  • I’m a pacer. We have a long dining room so I tend to pace back and forth there, talking to myself out loud. Our daughter actually recognizes it now and says, “Daddy, are you trying to figure out your book again?” Heh! If it’s later in the evening, I’ll take a bath and just lay there and let my brain work. I’m one of those who can’t skip scenes. I’ve always written linear. Just the way I’m hardwired, I guess. There have been times when I’ve wanted to. There’s certain scenes I just don’t like to write, but I end up doing the last suggestion and just slog through it anyway. And for me, if I try to switch to something else I won’t end up coming back to the current project. It’s a bad habit I’m trying to break that had me writing beginning after beginning after beginning for a long time…

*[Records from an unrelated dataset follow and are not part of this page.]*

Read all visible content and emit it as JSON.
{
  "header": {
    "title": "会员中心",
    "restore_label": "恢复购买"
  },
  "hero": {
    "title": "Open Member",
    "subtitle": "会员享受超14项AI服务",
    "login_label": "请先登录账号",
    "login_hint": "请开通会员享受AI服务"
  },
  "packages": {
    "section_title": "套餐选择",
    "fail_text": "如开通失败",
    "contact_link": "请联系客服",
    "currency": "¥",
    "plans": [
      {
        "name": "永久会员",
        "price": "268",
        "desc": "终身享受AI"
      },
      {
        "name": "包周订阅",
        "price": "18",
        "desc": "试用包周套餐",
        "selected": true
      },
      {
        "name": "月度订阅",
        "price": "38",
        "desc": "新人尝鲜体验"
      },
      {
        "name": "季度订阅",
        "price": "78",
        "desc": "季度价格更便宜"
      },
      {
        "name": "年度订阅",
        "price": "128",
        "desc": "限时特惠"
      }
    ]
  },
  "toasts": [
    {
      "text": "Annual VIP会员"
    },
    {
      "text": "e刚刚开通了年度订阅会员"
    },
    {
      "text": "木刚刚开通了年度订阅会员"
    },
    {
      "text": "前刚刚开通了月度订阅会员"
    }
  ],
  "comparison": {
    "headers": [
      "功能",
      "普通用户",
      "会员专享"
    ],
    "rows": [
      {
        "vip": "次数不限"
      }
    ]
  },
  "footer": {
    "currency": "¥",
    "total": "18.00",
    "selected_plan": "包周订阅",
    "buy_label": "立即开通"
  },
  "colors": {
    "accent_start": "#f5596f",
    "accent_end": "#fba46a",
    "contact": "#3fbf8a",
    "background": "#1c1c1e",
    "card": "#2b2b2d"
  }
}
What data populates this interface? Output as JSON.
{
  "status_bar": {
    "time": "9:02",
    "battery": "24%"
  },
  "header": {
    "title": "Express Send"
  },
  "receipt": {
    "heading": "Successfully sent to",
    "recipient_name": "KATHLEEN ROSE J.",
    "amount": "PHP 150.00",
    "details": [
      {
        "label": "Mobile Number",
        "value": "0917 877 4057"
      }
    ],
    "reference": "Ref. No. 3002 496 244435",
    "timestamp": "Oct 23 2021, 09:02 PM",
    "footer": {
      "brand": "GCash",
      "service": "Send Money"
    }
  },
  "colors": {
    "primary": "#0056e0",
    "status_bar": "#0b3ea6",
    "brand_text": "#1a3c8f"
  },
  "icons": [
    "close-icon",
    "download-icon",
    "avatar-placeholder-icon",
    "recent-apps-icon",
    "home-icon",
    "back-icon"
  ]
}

  • Kalayna,
    The walk/run option works great for me, and has also helped me keep my exercise goals (see Faith’s recent post). I find running down a bike path a great way to recharge and think about story construction and character issues. When I sit down after a run, I almost always have a better time than the struggling before.

    Cheers,
    NGD

  • One of my favorite approaches when stuck is to open a separate file (or get out pad and paper) and do a stream of consciousness session in which I basically grill myself about the scene (or book or series) in question. I literally type a question and then start pounding away at the answer, onscreen, so that I have a record of what I’ve written. More often than not, after meandering a bit, I come up with useful ideas. My hard drive is filled with these stream of consciousness sessions — I find that I go back to them again and again to mine the ideas hidden within them.

  • pepperthorn

    I’m a pacer too. The downstairs of my hous makes an uneven circle and I go around and around and around. Sometimes the change of venue is helpful. I find I work best when I have at least some access to the outdoors, even if it’s just an open window. Only very, very rarely do I skip a scene. Usually it’s a certain bit of a scene. It’s really obvious what needs to happen but the words just won’t come. Otherwise I write on through.

  • We usually try to talk through the story with each other and if that doesn’t work, we take a break and go do something completely different like read a different genre of book or watch a movie. We are both very visual so sometimes a movie which has nothing to do with the story will spark something visual which will start the story going again.

    Also if the parts after the scene are flowing, we just skip it until later. About every 20,000 words or so we force ourselves to concentrate on the skipped material if it hasn’t already come to us while we were doing something else (we keep a notepad in the bedroom because things always seem to pop into someone’s brain when we are trying to go to sleep and another one in the kitchen because sometimes cooking together things will get sparked).